----- Task input -----

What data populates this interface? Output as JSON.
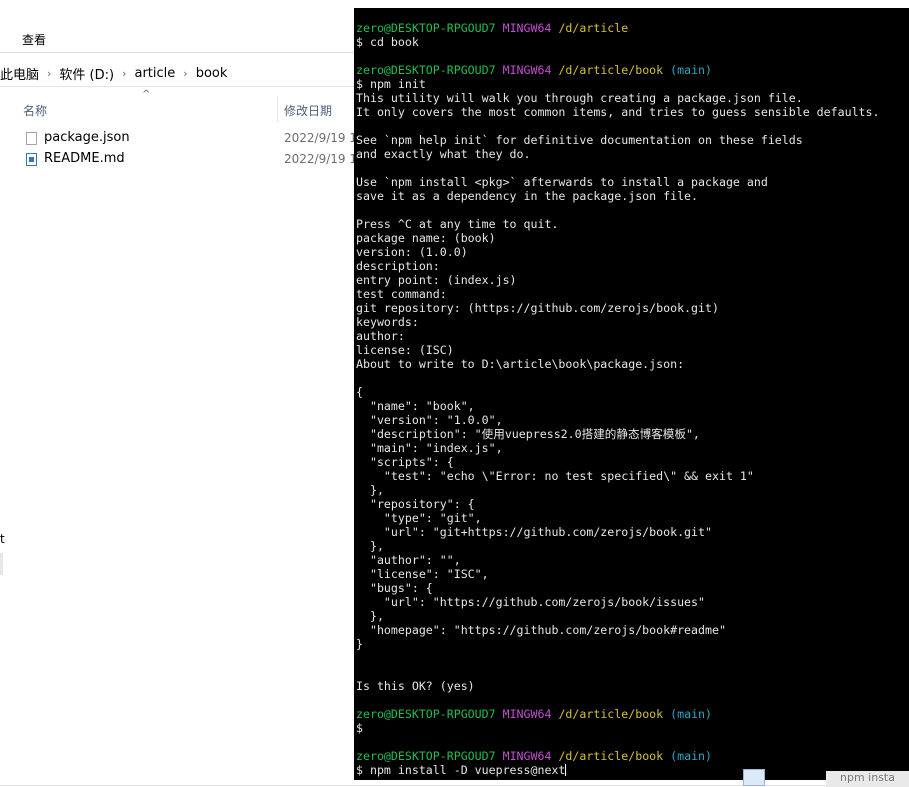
{
  "explorer": {
    "ribbon_tab": "查看",
    "breadcrumb": [
      "此电脑",
      "软件 (D:)",
      "article",
      "book"
    ],
    "sort_indicator": "^",
    "columns": {
      "name": "名称",
      "date": "修改日期"
    },
    "files": [
      {
        "name": "package.json",
        "date": "2022/9/19 1",
        "icon": "json-file-icon"
      },
      {
        "name": "README.md",
        "date": "2022/9/19 1",
        "icon": "markdown-file-icon"
      }
    ],
    "edge_mark": "t"
  },
  "terminal": {
    "colors": {
      "user": "#1fbf4f",
      "system": "#c24fd1",
      "path": "#d4c03a",
      "branch": "#2aa7c9",
      "text": "#e6e6e6",
      "background": "#000000"
    },
    "lines": [
      [
        [
          "user",
          "zero@DESKTOP-RPGOUD7 "
        ],
        [
          "sys",
          "MINGW64 "
        ],
        [
          "path",
          "/d/article"
        ]
      ],
      [
        [
          "txt",
          "$ cd book"
        ]
      ],
      [],
      [
        [
          "user",
          "zero@DESKTOP-RPGOUD7 "
        ],
        [
          "sys",
          "MINGW64 "
        ],
        [
          "path",
          "/d/article/book "
        ],
        [
          "br",
          "(main)"
        ]
      ],
      [
        [
          "txt",
          "$ npm init"
        ]
      ],
      [
        [
          "txt",
          "This utility will walk you through creating a package.json file."
        ]
      ],
      [
        [
          "txt",
          "It only covers the most common items, and tries to guess sensible defaults."
        ]
      ],
      [],
      [
        [
          "txt",
          "See `npm help init` for definitive documentation on these fields"
        ]
      ],
      [
        [
          "txt",
          "and exactly what they do."
        ]
      ],
      [],
      [
        [
          "txt",
          "Use `npm install <pkg>` afterwards to install a package and"
        ]
      ],
      [
        [
          "txt",
          "save it as a dependency in the package.json file."
        ]
      ],
      [],
      [
        [
          "txt",
          "Press ^C at any time to quit."
        ]
      ],
      [
        [
          "txt",
          "package name: (book)"
        ]
      ],
      [
        [
          "txt",
          "version: (1.0.0)"
        ]
      ],
      [
        [
          "txt",
          "description:"
        ]
      ],
      [
        [
          "txt",
          "entry point: (index.js)"
        ]
      ],
      [
        [
          "txt",
          "test command:"
        ]
      ],
      [
        [
          "txt",
          "git repository: (https://github.com/zerojs/book.git)"
        ]
      ],
      [
        [
          "txt",
          "keywords:"
        ]
      ],
      [
        [
          "txt",
          "author:"
        ]
      ],
      [
        [
          "txt",
          "license: (ISC)"
        ]
      ],
      [
        [
          "txt",
          "About to write to D:\\article\\book\\package.json:"
        ]
      ],
      [],
      [
        [
          "txt",
          "{"
        ]
      ],
      [
        [
          "txt",
          "  \"name\": \"book\","
        ]
      ],
      [
        [
          "txt",
          "  \"version\": \"1.0.0\","
        ]
      ],
      [
        [
          "txt",
          "  \"description\": \"使用vuepress2.0搭建的静态博客模板\","
        ]
      ],
      [
        [
          "txt",
          "  \"main\": \"index.js\","
        ]
      ],
      [
        [
          "txt",
          "  \"scripts\": {"
        ]
      ],
      [
        [
          "txt",
          "    \"test\": \"echo \\\"Error: no test specified\\\" && exit 1\""
        ]
      ],
      [
        [
          "txt",
          "  },"
        ]
      ],
      [
        [
          "txt",
          "  \"repository\": {"
        ]
      ],
      [
        [
          "txt",
          "    \"type\": \"git\","
        ]
      ],
      [
        [
          "txt",
          "    \"url\": \"git+https://github.com/zerojs/book.git\""
        ]
      ],
      [
        [
          "txt",
          "  },"
        ]
      ],
      [
        [
          "txt",
          "  \"author\": \"\","
        ]
      ],
      [
        [
          "txt",
          "  \"license\": \"ISC\","
        ]
      ],
      [
        [
          "txt",
          "  \"bugs\": {"
        ]
      ],
      [
        [
          "txt",
          "    \"url\": \"https://github.com/zerojs/book/issues\""
        ]
      ],
      [
        [
          "txt",
          "  },"
        ]
      ],
      [
        [
          "txt",
          "  \"homepage\": \"https://github.com/zerojs/book#readme\""
        ]
      ],
      [
        [
          "txt",
          "}"
        ]
      ],
      [],
      [],
      [
        [
          "txt",
          "Is this OK? (yes)"
        ]
      ],
      [],
      [
        [
          "user",
          "zero@DESKTOP-RPGOUD7 "
        ],
        [
          "sys",
          "MINGW64 "
        ],
        [
          "path",
          "/d/article/book "
        ],
        [
          "br",
          "(main)"
        ]
      ],
      [
        [
          "txt",
          "$"
        ]
      ],
      [],
      [
        [
          "user",
          "zero@DESKTOP-RPGOUD7 "
        ],
        [
          "sys",
          "MINGW64 "
        ],
        [
          "path",
          "/d/article/book "
        ],
        [
          "br",
          "(main)"
        ]
      ],
      [
        [
          "txt",
          "$ npm install -D vuepress@next"
        ]
      ]
    ]
  },
  "taskbar": {
    "hint": "npm insta"
  }
}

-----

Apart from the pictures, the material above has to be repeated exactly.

» Answer to this problem
What data populates this interface? Output as JSON.
{
  "explorer": {
    "ribbon_tab": "查看",
    "breadcrumb": [
      "此电脑",
      "软件 (D:)",
      "article",
      "book"
    ],
    "sort_indicator": "^",
    "columns": {
      "name": "名称",
      "date": "修改日期"
    },
    "files": [
      {
        "name": "package.json",
        "date": "2022/9/19 1",
        "icon": "json-file-icon"
      },
      {
        "name": "README.md",
        "date": "2022/9/19 1",
        "icon": "markdown-file-icon"
      }
    ],
    "edge_mark": "t"
  },
  "terminal": {
    "colors": {
      "user": "#1fbf4f",
      "system": "#c24fd1",
      "path": "#d4c03a",
      "branch": "#2aa7c9",
      "text": "#e6e6e6",
      "background": "#000000"
    },
    "lines": [
      [
        [
          "user",
          "zero@DESKTOP-RPGOUD7 "
        ],
        [
          "sys",
          "MINGW64 "
        ],
        [
          "path",
          "/d/article"
        ]
      ],
      [
        [
          "txt",
          "$ cd book"
        ]
      ],
      [],
      [
        [
          "user",
          "zero@DESKTOP-RPGOUD7 "
        ],
        [
          "sys",
          "MINGW64 "
        ],
        [
          "path",
          "/d/article/book "
        ],
        [
          "br",
          "(main)"
        ]
      ],
      [
        [
          "txt",
          "$ npm init"
        ]
      ],
      [
        [
          "txt",
          "This utility will walk you through creating a package.json file."
        ]
      ],
      [
        [
          "txt",
          "It only covers the most common items, and tries to guess sensible defaults."
        ]
      ],
      [],
      [
        [
          "txt",
          "See `npm help init` for definitive documentation on these fields"
        ]
      ],
      [
        [
          "txt",
          "and exactly what they do."
        ]
      ],
      [],
      [
        [
          "txt",
          "Use `npm install <pkg>` afterwards to install a package and"
        ]
      ],
      [
        [
          "txt",
          "save it as a dependency in the package.json file."
        ]
      ],
      [],
      [
        [
          "txt",
          "Press ^C at any time to quit."
        ]
      ],
      [
        [
          "txt",
          "package name: (book)"
        ]
      ],
      [
        [
          "txt",
          "version: (1.0.0)"
        ]
      ],
      [
        [
          "txt",
          "description:"
        ]
      ],
      [
        [
          "txt",
          "entry point: (index.js)"
        ]
      ],
      [
        [
          "txt",
          "test command:"
        ]
      ],
      [
        [
          "txt",
          "git repository: (https://github.com/zerojs/book.git)"
        ]
      ],
      [
        [
          "txt",
          "keywords:"
        ]
      ],
      [
        [
          "txt",
          "author:"
        ]
      ],
      [
        [
          "txt",
          "license: (ISC)"
        ]
      ],
      [
        [
          "txt",
          "About to write to D:\\article\\book\\package.json:"
        ]
      ],
      [],
      [
        [
          "txt",
          "{"
        ]
      ],
      [
        [
          "txt",
          "  \"name\": \"book\","
        ]
      ],
      [
        [
          "txt",
          "  \"version\": \"1.0.0\","
        ]
      ],
      [
        [
          "txt",
          "  \"description\": \"使用vuepress2.0搭建的静态博客模板\","
        ]
      ],
      [
        [
          "txt",
          "  \"main\": \"index.js\","
        ]
      ],
      [
        [
          "txt",
          "  \"scripts\": {"
        ]
      ],
      [
        [
          "txt",
          "    \"test\": \"echo \\\"Error: no test specified\\\" && exit 1\""
        ]
      ],
      [
        [
          "txt",
          "  },"
        ]
      ],
      [
        [
          "txt",
          "  \"repository\": {"
        ]
      ],
      [
        [
          "txt",
          "    \"type\": \"git\","
        ]
      ],
      [
        [
          "txt",
          "    \"url\": \"git+https://github.com/zerojs/book.git\""
        ]
      ],
      [
        [
          "txt",
          "  },"
        ]
      ],
      [
        [
          "txt",
          "  \"author\": \"\","
        ]
      ],
      [
        [
          "txt",
          "  \"license\": \"ISC\","
        ]
      ],
      [
        [
          "txt",
          "  \"bugs\": {"
        ]
      ],
      [
        [
          "txt",
          "    \"url\": \"https://github.com/zerojs/book/issues\""
        ]
      ],
      [
        [
          "txt",
          "  },"
        ]
      ],
      [
        [
          "txt",
          "  \"homepage\": \"https://github.com/zerojs/book#readme\""
        ]
      ],
      [
        [
          "txt",
          "}"
        ]
      ],
      [],
      [],
      [
        [
          "txt",
          "Is this OK? (yes)"
        ]
      ],
      [],
      [
        [
          "user",
          "zero@DESKTOP-RPGOUD7 "
        ],
        [
          "sys",
          "MINGW64 "
        ],
        [
          "path",
          "/d/article/book "
        ],
        [
          "br",
          "(main)"
        ]
      ],
      [
        [
          "txt",
          "$"
        ]
      ],
      [],
      [
        [
          "user",
          "zero@DESKTOP-RPGOUD7 "
        ],
        [
          "sys",
          "MINGW64 "
        ],
        [
          "path",
          "/d/article/book "
        ],
        [
          "br",
          "(main)"
        ]
      ],
      [
        [
          "txt",
          "$ npm install -D vuepress@next"
        ]
      ]
    ]
  },
  "taskbar": {
    "hint": "npm insta"
  }
}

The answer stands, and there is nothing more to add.